For the records shown below, return an exact copy that excludes the pictures.

(Data items)
•••
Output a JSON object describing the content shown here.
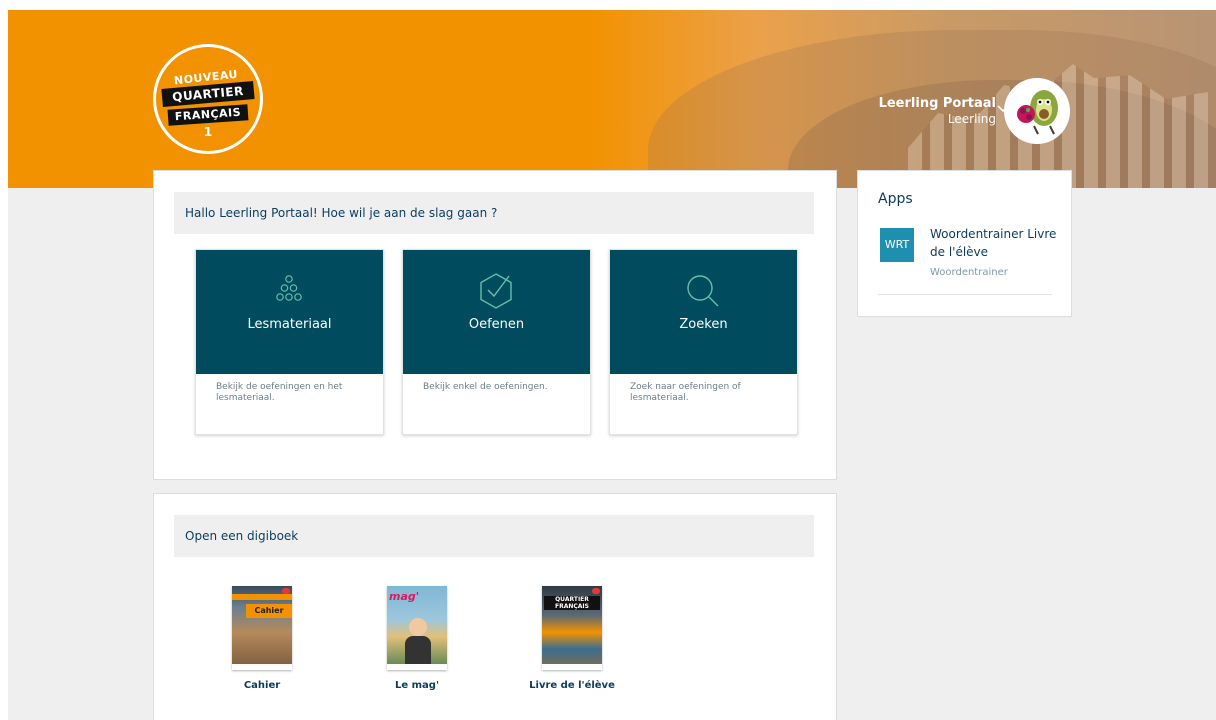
{
  "brand": {
    "logo_line1": "NOUVEAU",
    "logo_line2": "QUARTIER",
    "logo_line3": "FRANÇAIS",
    "logo_number": "1",
    "accent_color": "#f39200",
    "tile_color": "#004b5e"
  },
  "user": {
    "name": "Leerling Portaal",
    "role": "Leerling"
  },
  "main": {
    "greeting": "Hallo Leerling Portaal! Hoe wil je aan de slag gaan ?",
    "tiles": [
      {
        "title": "Lesmateriaal",
        "description": "Bekijk de oefeningen en het lesmateriaal.",
        "icon": "dots-pyramid-icon"
      },
      {
        "title": "Oefenen",
        "description": "Bekijk enkel de oefeningen.",
        "icon": "hexagon-check-icon"
      },
      {
        "title": "Zoeken",
        "description": "Zoek naar oefeningen of lesmateriaal.",
        "icon": "search-icon"
      }
    ]
  },
  "books": {
    "heading": "Open een digiboek",
    "items": [
      {
        "label": "Cahier",
        "cover_text": "Cahier"
      },
      {
        "label": "Le mag'",
        "cover_text": "mag'"
      },
      {
        "label": "Livre de l'élève",
        "cover_text": "QUARTIER FRANÇAIS"
      }
    ]
  },
  "apps": {
    "title": "Apps",
    "items": [
      {
        "badge": "WRT",
        "name": "Woordentrainer Livre de l'élève",
        "subtitle": "Woordentrainer"
      }
    ]
  }
}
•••
**ANSWER BOX**.
Output a JSON object describing the content shown here.
{
  "brand": {
    "logo_line1": "NOUVEAU",
    "logo_line2": "QUARTIER",
    "logo_line3": "FRANÇAIS",
    "logo_number": "1",
    "accent_color": "#f39200",
    "tile_color": "#004b5e"
  },
  "user": {
    "name": "Leerling Portaal",
    "role": "Leerling"
  },
  "main": {
    "greeting": "Hallo Leerling Portaal! Hoe wil je aan de slag gaan ?",
    "tiles": [
      {
        "title": "Lesmateriaal",
        "description": "Bekijk de oefeningen en het lesmateriaal.",
        "icon": "dots-pyramid-icon"
      },
      {
        "title": "Oefenen",
        "description": "Bekijk enkel de oefeningen.",
        "icon": "hexagon-check-icon"
      },
      {
        "title": "Zoeken",
        "description": "Zoek naar oefeningen of lesmateriaal.",
        "icon": "search-icon"
      }
    ]
  },
  "books": {
    "heading": "Open een digiboek",
    "items": [
      {
        "label": "Cahier",
        "cover_text": "Cahier"
      },
      {
        "label": "Le mag'",
        "cover_text": "mag'"
      },
      {
        "label": "Livre de l'élève",
        "cover_text": "QUARTIER FRANÇAIS"
      }
    ]
  },
  "apps": {
    "title": "Apps",
    "items": [
      {
        "badge": "WRT",
        "name": "Woordentrainer Livre de l'élève",
        "subtitle": "Woordentrainer"
      }
    ]
  }
}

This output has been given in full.